◆ Your task ◆
Write out the data exactly, keeping every line.

### Data extracts

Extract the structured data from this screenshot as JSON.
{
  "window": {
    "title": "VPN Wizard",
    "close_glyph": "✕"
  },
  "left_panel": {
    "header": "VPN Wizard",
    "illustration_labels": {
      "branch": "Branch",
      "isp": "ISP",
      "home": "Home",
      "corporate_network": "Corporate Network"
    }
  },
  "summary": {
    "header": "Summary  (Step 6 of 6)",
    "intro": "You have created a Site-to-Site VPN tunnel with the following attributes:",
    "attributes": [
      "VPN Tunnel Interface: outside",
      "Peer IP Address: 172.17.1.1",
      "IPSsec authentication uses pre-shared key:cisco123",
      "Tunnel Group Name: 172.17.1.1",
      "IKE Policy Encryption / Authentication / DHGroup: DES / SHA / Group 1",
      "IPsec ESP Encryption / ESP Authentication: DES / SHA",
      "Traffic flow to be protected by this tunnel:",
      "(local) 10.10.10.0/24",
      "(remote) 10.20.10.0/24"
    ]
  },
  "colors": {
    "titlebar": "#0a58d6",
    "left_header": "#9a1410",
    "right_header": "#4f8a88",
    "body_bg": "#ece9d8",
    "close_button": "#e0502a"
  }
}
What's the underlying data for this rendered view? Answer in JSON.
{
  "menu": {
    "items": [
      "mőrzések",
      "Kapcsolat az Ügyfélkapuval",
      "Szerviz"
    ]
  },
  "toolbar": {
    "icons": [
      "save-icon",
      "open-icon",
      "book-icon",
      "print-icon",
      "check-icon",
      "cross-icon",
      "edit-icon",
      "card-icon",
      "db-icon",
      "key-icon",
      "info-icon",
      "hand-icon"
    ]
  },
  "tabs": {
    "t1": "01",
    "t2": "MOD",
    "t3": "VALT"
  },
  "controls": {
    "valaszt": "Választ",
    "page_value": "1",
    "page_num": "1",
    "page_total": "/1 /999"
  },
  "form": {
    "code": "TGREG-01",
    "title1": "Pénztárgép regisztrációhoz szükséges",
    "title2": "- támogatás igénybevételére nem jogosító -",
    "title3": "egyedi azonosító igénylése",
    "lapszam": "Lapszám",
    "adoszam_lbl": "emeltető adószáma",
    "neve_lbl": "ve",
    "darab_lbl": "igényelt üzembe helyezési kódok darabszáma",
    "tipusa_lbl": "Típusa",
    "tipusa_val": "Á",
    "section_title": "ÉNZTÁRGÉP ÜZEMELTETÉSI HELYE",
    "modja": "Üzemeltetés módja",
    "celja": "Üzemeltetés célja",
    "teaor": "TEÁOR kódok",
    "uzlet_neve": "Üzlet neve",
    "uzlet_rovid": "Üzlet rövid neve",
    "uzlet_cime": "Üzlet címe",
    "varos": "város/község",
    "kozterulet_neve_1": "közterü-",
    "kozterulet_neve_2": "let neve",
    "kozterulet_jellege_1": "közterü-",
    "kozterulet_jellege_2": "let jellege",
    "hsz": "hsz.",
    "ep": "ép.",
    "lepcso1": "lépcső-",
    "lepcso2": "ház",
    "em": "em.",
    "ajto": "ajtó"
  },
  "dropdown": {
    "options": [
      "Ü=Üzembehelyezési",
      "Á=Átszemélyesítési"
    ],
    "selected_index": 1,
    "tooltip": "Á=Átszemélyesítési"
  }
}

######

◆ The completed task ◆
Extract the structured data from this screenshot as JSON.
{
  "window": {
    "title": "VPN Wizard",
    "close_glyph": "✕"
  },
  "left_panel": {
    "header": "VPN Wizard",
    "illustration_labels": {
      "branch": "Branch",
      "isp": "ISP",
      "home": "Home",
      "corporate_network": "Corporate Network"
    }
  },
  "summary": {
    "header": "Summary  (Step 6 of 6)",
    "intro": "You have created a Site-to-Site VPN tunnel with the following attributes:",
    "attributes": [
      "VPN Tunnel Interface: outside",
      "Peer IP Address: 172.17.1.1",
      "IPSsec authentication uses pre-shared key:cisco123",
      "Tunnel Group Name: 172.17.1.1",
      "IKE Policy Encryption / Authentication / DHGroup: DES / SHA / Group 1",
      "IPsec ESP Encryption / ESP Authentication: DES / SHA",
      "Traffic flow to be protected by this tunnel:",
      "(local) 10.10.10.0/24",
      "(remote) 10.20.10.0/24"
    ]
  },
  "colors": {
    "titlebar": "#0a58d6",
    "left_header": "#9a1410",
    "right_header": "#4f8a88",
    "body_bg": "#ece9d8",
    "close_button": "#e0502a"
  }
}
What's the underlying data for this rendered view? Answer in JSON.
{
  "menu": {
    "items": [
      "mőrzések",
      "Kapcsolat az Ügyfélkapuval",
      "Szerviz"
    ]
  },
  "toolbar": {
    "icons": [
      "save-icon",
      "open-icon",
      "book-icon",
      "print-icon",
      "check-icon",
      "cross-icon",
      "edit-icon",
      "card-icon",
      "db-icon",
      "key-icon",
      "info-icon",
      "hand-icon"
    ]
  },
  "tabs": {
    "t1": "01",
    "t2": "MOD",
    "t3": "VALT"
  },
  "controls": {
    "valaszt": "Választ",
    "page_value": "1",
    "page_num": "1",
    "page_total": "/1 /999"
  },
  "form": {
    "code": "TGREG-01",
    "title1": "Pénztárgép regisztrációhoz szükséges",
    "title2": "- támogatás igénybevételére nem jogosító -",
    "title3": "egyedi azonosító igénylése",
    "lapszam": "Lapszám",
    "adoszam_lbl": "emeltető adószáma",
    "neve_lbl": "ve",
    "darab_lbl": "igényelt üzembe helyezési kódok darabszáma",
    "tipusa_lbl": "Típusa",
    "tipusa_val": "Á",
    "section_title": "ÉNZTÁRGÉP ÜZEMELTETÉSI HELYE",
    "modja": "Üzemeltetés módja",
    "celja": "Üzemeltetés célja",
    "teaor": "TEÁOR kódok",
    "uzlet_neve": "Üzlet neve",
    "uzlet_rovid": "Üzlet rövid neve",
    "uzlet_cime": "Üzlet címe",
    "varos": "város/község",
    "kozterulet_neve_1": "közterü-",
    "kozterulet_neve_2": "let neve",
    "kozterulet_jellege_1": "közterü-",
    "kozterulet_jellege_2": "let jellege",
    "hsz": "hsz.",
    "ep": "ép.",
    "lepcso1": "lépcső-",
    "lepcso2": "ház",
    "em": "em.",
    "ajto": "ajtó"
  },
  "dropdown": {
    "options": [
      "Ü=Üzembehelyezési",
      "Á=Átszemélyesítési"
    ],
    "selected_index": 1,
    "tooltip": "Á=Átszemélyesítési"
  }
}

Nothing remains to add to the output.